The West Indies also had Shillingford with his tail pointing north after sending the openers - Shikhar Dhawan and Vijay - back to the pavilion.
Tendulkar, as is his wont, took his time, only getting off the mark in his sixth delivery, off Tino Best, dropping a short delivery down to point for a single.
Then came the boundaries that everyone wanted, as Tendulkar guided a couple of them past midwicket off in-the-zone Shillingford.
The first was a drive with the turn through midwicket, which had the crowd on their feet. A couple of deliveries later, Tendulkar did the same again as another flick past midwicket went racing to the boundary.

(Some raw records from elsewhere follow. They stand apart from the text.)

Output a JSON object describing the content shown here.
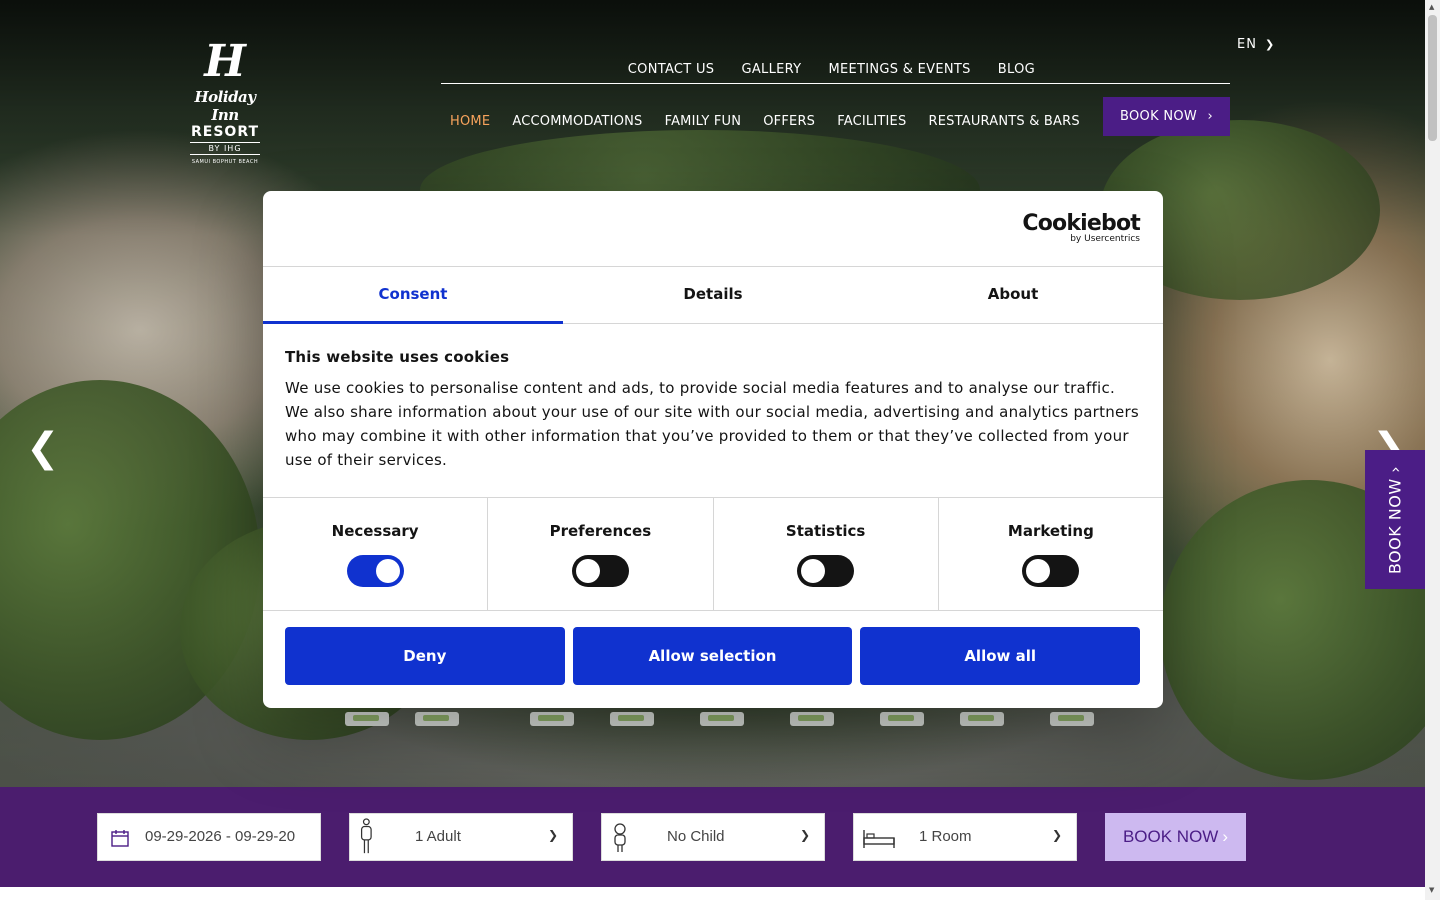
{
  "header": {
    "logo": {
      "line1": "Holiday Inn",
      "line2": "RESORT",
      "line3": "BY IHG",
      "line4": "SAMUI BOPHUT BEACH"
    },
    "top_links": [
      "CONTACT US",
      "GALLERY",
      "MEETINGS & EVENTS",
      "BLOG"
    ],
    "language": "EN",
    "main_nav": [
      "HOME",
      "ACCOMMODATIONS",
      "FAMILY FUN",
      "OFFERS",
      "FACILITIES",
      "RESTAURANTS & BARS"
    ],
    "book_now": "BOOK NOW"
  },
  "side_book": "BOOK NOW",
  "booking_bar": {
    "dates": "09-29-2026 - 09-29-20",
    "adults": "1 Adult",
    "children": "No Child",
    "rooms": "1 Room",
    "book_now": "BOOK NOW"
  },
  "cookie_dialog": {
    "brand": "Cookiebot",
    "brand_sub": "by Usercentrics",
    "tabs": [
      "Consent",
      "Details",
      "About"
    ],
    "active_tab": "Consent",
    "title": "This website uses cookies",
    "text": "We use cookies to personalise content and ads, to provide social media features and to analyse our traffic. We also share information about your use of our site with our social media, advertising and analytics partners who may combine it with other information that you’ve provided to them or that they’ve collected from your use of their services.",
    "categories": [
      {
        "label": "Necessary",
        "enabled": true
      },
      {
        "label": "Preferences",
        "enabled": false
      },
      {
        "label": "Statistics",
        "enabled": false
      },
      {
        "label": "Marketing",
        "enabled": false
      }
    ],
    "buttons": {
      "deny": "Deny",
      "allow_selection": "Allow selection",
      "allow_all": "Allow all"
    },
    "accent_color": "#1032cf"
  },
  "colors": {
    "brand_purple": "#4b1d86",
    "bar_purple": "#4b1d6e",
    "active_nav": "#f7a35c"
  }
}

Then Tendulkar, perhaps to his own detriment, went into a bit of a shell, playing out nine straight dot balls off Shillingford, which gave the off-spinner the confidence to keep attacking the great man.
The pressure on Tendulkar increased when Cheteshwar Pujara threw his wicket away at the other end off Sheldon Cottrell, and that shell of Tendulkar just grew bigger.
Shillingford kept pressing and probing the Indian icon, and finally got his reward, albeit in rather dodgy circumstances.
Tendulkar failed to pick a Doosra from the spinner, with the ball missing his defences and striking him on his back pad. Nigel Llong took some time before raising his finger for lbw, cueing the I-don't-believe-it gasps around the ground.
Replays showed the ball striking Tendulkar's right thigh pad, rather than the pads below and the ball would have clearly gone well above the wickets - surely Llong should have been 100 percent sure, and then some, before giving out the Little Master in his 199th and penultimate Test?
Had India been open to the Decision Review System (DRS), Tendulkar - one of the main men against the DRS -- would have appealed and surely would have seen the decision overturned.
But, it was not to be and a fairy tale first innings will have to wait, rather unfortunately, as the maximum number of innings that anyone will ever now witness from one of the sport's greatest ever players, was whittled down to three.